Take a look at his passmap from Sunday as well.

That is a big part of what has made Bernard such an attractive option on the left. He leads the team in key passes per 90 with a staggering 4.04 (in a sample size admittedly smaller than most of his counterparts), even if his play in front of goal isn’t quite as impressive as Richarlison’s.

On its own, Richarlison’s passing woes aren’t necessarily an issue — plenty of goal-scoring, shoot-first wingers have found success in the highest levels of the sport. But, Everton has so far relied on its wingers to progress the ball into the final third and start the creative process there.

Having a winger who can’t pass complicates that process a lot.

The alternative, presumably, would be to work down the right through Theo Walcott — but Walcott is a much better off-ball winger than an on-ball one. He is a more comfortable playmaker than Richarlison, but relying on him to have the ball in his feet all match isn’t an optimal solution either.

With all that in mind, Silva has 5 options.

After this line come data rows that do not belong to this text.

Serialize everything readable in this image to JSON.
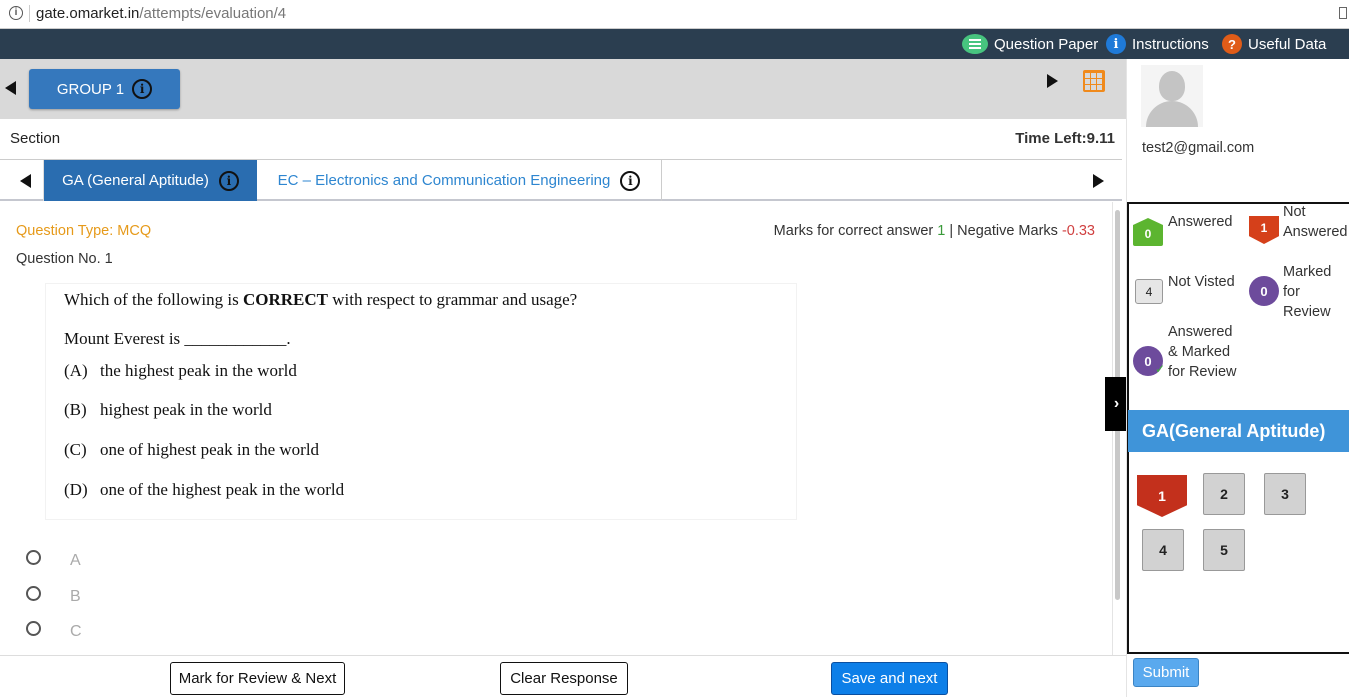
{
  "browser": {
    "url_domain": "gate.omarket.in",
    "url_path": "/attempts/evaluation/4"
  },
  "topbar": {
    "question_paper": "Question Paper",
    "instructions": "Instructions",
    "instructions_icon": "i",
    "useful_data": "Useful Data",
    "useful_data_icon": "?"
  },
  "group": {
    "label": "GROUP 1",
    "info_icon": "i"
  },
  "section": {
    "label": "Section",
    "time_left": "Time Left:9.11"
  },
  "tabs": [
    {
      "label": "GA (General Aptitude)",
      "active": true,
      "info_icon": "i"
    },
    {
      "label": "EC – Electronics and Communication Engineering",
      "active": false,
      "info_icon": "i"
    }
  ],
  "question": {
    "type_label": "Question Type: MCQ",
    "marks_prefix": "Marks for correct answer",
    "marks_correct": "1",
    "marks_sep": "|",
    "negative_prefix": "Negative Marks",
    "marks_negative": "-0.33",
    "number_label": "Question No. 1",
    "stem_before": "Which of the following is",
    "stem_bold": "CORRECT",
    "stem_after": "with respect to grammar and usage?",
    "sentence": "Mount Everest is ____________.",
    "options": [
      {
        "key": "(A)",
        "text": "the highest peak in the world"
      },
      {
        "key": "(B)",
        "text": "highest peak in the world"
      },
      {
        "key": "(C)",
        "text": "one of highest peak in the world"
      },
      {
        "key": "(D)",
        "text": "one of the highest peak in the world"
      }
    ],
    "answer_choices": [
      "A",
      "B",
      "C"
    ]
  },
  "bottom": {
    "mark_review": "Mark for Review & Next",
    "clear": "Clear Response",
    "save_next": "Save and next"
  },
  "profile": {
    "email": "test2@gmail.com"
  },
  "legend": {
    "answered": {
      "count": "0",
      "label": "Answered"
    },
    "not_answered": {
      "count": "1",
      "label_line1": "Not",
      "label_line2": "Answered"
    },
    "not_visited": {
      "count": "4",
      "label": "Not Visted"
    },
    "marked": {
      "count": "0",
      "label_line1": "Marked",
      "label_line2": "for Review"
    },
    "answered_marked": {
      "count": "0",
      "label_line1": "Answered",
      "label_line2": "& Marked",
      "label_line3": "for Review"
    }
  },
  "palette": {
    "section_title": "GA(General Aptitude)",
    "questions": [
      "1",
      "2",
      "3",
      "4",
      "5"
    ]
  },
  "submit": "Submit",
  "collapse_glyph": "›",
  "colors": {
    "topbar": "#2b3e50",
    "group_button": "#3578bd",
    "active_tab": "#2a6db0",
    "tab_link": "#2e86d0",
    "question_type": "#e69a1a",
    "answered_green": "#5cb530",
    "not_answered_red": "#d5401a",
    "marked_purple": "#6d4b9c",
    "section_header": "#3f94d9",
    "save_button": "#0d7fe8"
  }
}
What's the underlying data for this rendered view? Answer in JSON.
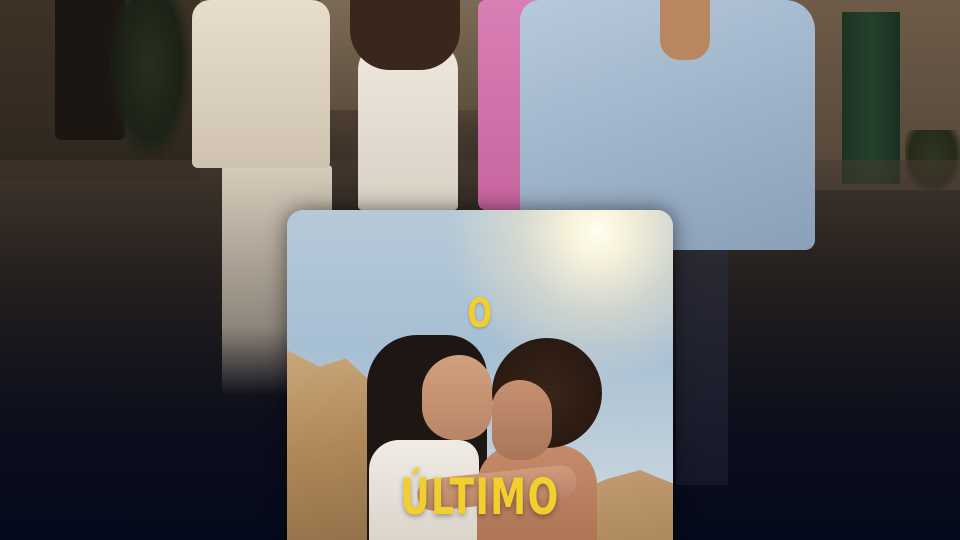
{
  "poster": {
    "title_line_1": "O",
    "title_line_2": "ÚLTIMO"
  },
  "colors": {
    "title_yellow": "#f2cf2e",
    "screen_background": "#050a1c"
  }
}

  1. Continue to use Bernard out left and Richarlison up top.
  2. Move Richarlison to wide left and put Tosun or Calvert-Lewin up top.
  3. Use Bernard out left with a true striker up top, relegating Richarlison to the bench.
  4. Play through Theo Walcott on the right, rather than through Richarlison on the left.
  5. Look to play more through the central channel.

I opened with a discussion of what Andre Gomes brings and could bring to Everton, knowing that in the end, we’d always be coming back to No. 5 above.

The ability to transition through the midfield in the central channel would take a ton of pressure off of Everton’s wingers and strikers, and give Silva much more flexibility in which personnel he wants to use up top.

But to have that freedom, there needs to be a solid connection between the two holding midfielders and Sigurdsson, with the primary responsibility on Andre Gomes. Everton’s plans for the rest of the season may depend on his ability to integrate into the side and bring an element that so far this season, the Toffees have lacked.

No pressure, Andre.